** It's a long shaggy-dog tale, and not updated, but if you want to read more about Maison Ilan, click here.

Fletcher, David 2016 Barbaresco Recta Pete

Dave Fletcher writes: “50% of the vineyards I work with are certified organic and the other half is under conversion. As a day job I work for one of the biggest Biodynamic producers in Barolo and Barbaresco. I believe 100% in these techniques for my own grape production and strive for better health and lower impact for the vines and their surroundings. Not wanting to contribute to an ever increasing mono-culture in the Langhe, I offset the land used for my grape production with ownership of the equivalent area in Forest, swamp and grasslands rich in biodiversity.”

I thought Fletcher’s 2015 Barbaresco was outstanding. A couple of instances of crossed-wires have thus far prevented me from tasting the 2016. We very rarely borrow anyone else’s tasting note, but in the present instance, who better than Walter Speller to help out? Jamie Wolff

"Barbaresco. Tasted blind. Mid ruby. A little reluctant on the nose. Leafy rather than fruity at this moment. Very slow to open up. Tightly built and with austere but finely chiselled tannins and long-lasting, sweet-sour cherry fruit. Still tight and truly elegant and in need of much more time. A beauty in the making. 17.5" Walter Speller  (published on jancisrobinson.com,"2016 - A Turning Point for Barbaresco", 5/29/19)

  • red
  • 7 in stock
  • $54.99

  • Organic
Sorry, the Following have Already Sold

Negri, Giulia 2013 Barolo Tartufaia

Tartufaia is a blend of Brunate (the La Morra section) and Serradenari, from vines in lighter, sandier soils. The 2013 is medium-bodied, intense and complex, at first very savory, then a lovely streak of lifted dark cherry fruit follows – the finish is long and very elegant. Fine wine! Jamie Wolff

  • Out of Stock
  • red
  • 0 in stock
  • $54.99

  • Organic
  • Low Sulfur

Negri, Giulia 2013 Barolo Serradenari

The Barolo Serradenari is a very focused wine with greater density and complexity when tasted next to the Tartufaia. Forgive me (again) but a line of my tasting note (made in the cellar at Negri last May) reads: “Very Burgundian…”, which was intended to express the highest compliment along the lines of iron-fist-in-velvet-glove: this is a subtle, elegant wine that only shows its depth and power as it evolves on the palate. Exciting stuff, and expressive of Negri’s very promising future. Jamie Wolff

  • Out of Stock
  • red
  • 0 in stock
  • $69.99

  • Organic
  • Low Sulfur
  • Out of Stock
  • red
  • 0 in stock
  • $42.99

  • Organic
  • Low Sulfur

Gea, Fabbio 2014 Barbaresco Notu Seguiva le Gocce d'Acqua

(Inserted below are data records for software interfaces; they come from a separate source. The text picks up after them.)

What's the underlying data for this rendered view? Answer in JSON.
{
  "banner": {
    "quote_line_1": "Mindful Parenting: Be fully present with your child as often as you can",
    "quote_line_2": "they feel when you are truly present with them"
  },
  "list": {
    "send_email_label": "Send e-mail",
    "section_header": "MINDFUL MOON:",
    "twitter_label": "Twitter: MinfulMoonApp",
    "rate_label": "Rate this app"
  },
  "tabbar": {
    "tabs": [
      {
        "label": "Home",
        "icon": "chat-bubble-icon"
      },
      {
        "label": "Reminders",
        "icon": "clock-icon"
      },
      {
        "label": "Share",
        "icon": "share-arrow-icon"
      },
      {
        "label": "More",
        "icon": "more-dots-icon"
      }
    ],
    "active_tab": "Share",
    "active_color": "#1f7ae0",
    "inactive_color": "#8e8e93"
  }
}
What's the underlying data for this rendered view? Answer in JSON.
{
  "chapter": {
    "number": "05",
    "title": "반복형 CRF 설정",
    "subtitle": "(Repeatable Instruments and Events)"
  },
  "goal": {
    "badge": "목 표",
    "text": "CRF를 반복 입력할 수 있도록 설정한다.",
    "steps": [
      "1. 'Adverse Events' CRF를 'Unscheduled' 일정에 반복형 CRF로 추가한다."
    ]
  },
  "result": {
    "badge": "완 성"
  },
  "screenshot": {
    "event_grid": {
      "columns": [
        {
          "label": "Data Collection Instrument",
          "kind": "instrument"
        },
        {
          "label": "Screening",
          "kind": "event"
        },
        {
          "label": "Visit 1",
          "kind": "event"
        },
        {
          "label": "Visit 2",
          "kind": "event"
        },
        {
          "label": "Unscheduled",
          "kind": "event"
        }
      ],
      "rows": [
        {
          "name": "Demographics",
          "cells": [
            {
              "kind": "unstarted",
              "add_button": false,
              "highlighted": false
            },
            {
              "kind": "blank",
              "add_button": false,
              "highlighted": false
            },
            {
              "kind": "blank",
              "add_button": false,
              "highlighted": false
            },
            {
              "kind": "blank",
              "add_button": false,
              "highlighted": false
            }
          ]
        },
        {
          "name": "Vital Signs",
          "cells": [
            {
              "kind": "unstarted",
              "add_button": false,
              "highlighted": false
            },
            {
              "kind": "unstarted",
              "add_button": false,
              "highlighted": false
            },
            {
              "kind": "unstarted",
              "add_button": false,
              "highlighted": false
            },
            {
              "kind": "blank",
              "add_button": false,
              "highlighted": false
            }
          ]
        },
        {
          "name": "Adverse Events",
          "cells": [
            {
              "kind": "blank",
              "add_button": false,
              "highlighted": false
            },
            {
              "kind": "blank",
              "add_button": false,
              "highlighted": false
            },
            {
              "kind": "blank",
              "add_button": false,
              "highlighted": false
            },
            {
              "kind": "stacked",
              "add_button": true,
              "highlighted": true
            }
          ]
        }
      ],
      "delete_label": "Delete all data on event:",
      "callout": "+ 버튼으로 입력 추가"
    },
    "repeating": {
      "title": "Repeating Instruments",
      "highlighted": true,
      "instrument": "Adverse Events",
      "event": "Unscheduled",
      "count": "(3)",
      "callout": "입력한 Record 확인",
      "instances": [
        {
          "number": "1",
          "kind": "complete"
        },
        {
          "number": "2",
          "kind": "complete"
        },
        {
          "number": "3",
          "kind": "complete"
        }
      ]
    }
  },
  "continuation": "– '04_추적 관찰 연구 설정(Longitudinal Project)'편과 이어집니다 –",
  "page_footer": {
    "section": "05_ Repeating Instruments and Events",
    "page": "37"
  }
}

Barbaresco: “Notu” was Fabio Gea’s grandfather, and the name of the wine means “Notu followed the drops of water.” Although it may not be intended, the reference to water makes sense when you taste the wine, which has a kind of crystalline freshness and clarity that reminds one of spring water. Fabio writes: “48 months fining barrel (the wood Fabio use are not really “toasted,” but vaporized with specific volcanic hot rocks (no any creation of toxic elements after this treatment) and after unique mass for 6 months in porcelain jars (Fabio is the designer and the ceramist of his own porcelain jars; very probably the first one winemaker in the world that uses “no breathing ceramics” for winemaking).  1136 bottles made.”The 2014 is an edgy, dynamic wine, showing ripe fruit balanced by great lift and transparency. It stands out in the vintage, and it’s exciting to drink.  Jamie Wolff

  • Out of Stock
  • red
  • 0 in stock
  • $99.99

  • Organic
  • Low Sulfur

Gea, Fabbio 2012 Barbaresco Riserva Notu Andava a Tartufi

 “Grandpa goes to hunt truffles without a dog” – also a sensible description of the wine for its truffley, woodsy core of aromas, lifted by lovely strawberry fruit and acidity. Forget about what you might think about the vintage – this wine has its own distinct wild personality. Jamie Wolff

  • Out of Stock
  • red
  • 0 in stock
  • $114.99

  • Organic
  • Low Sulfur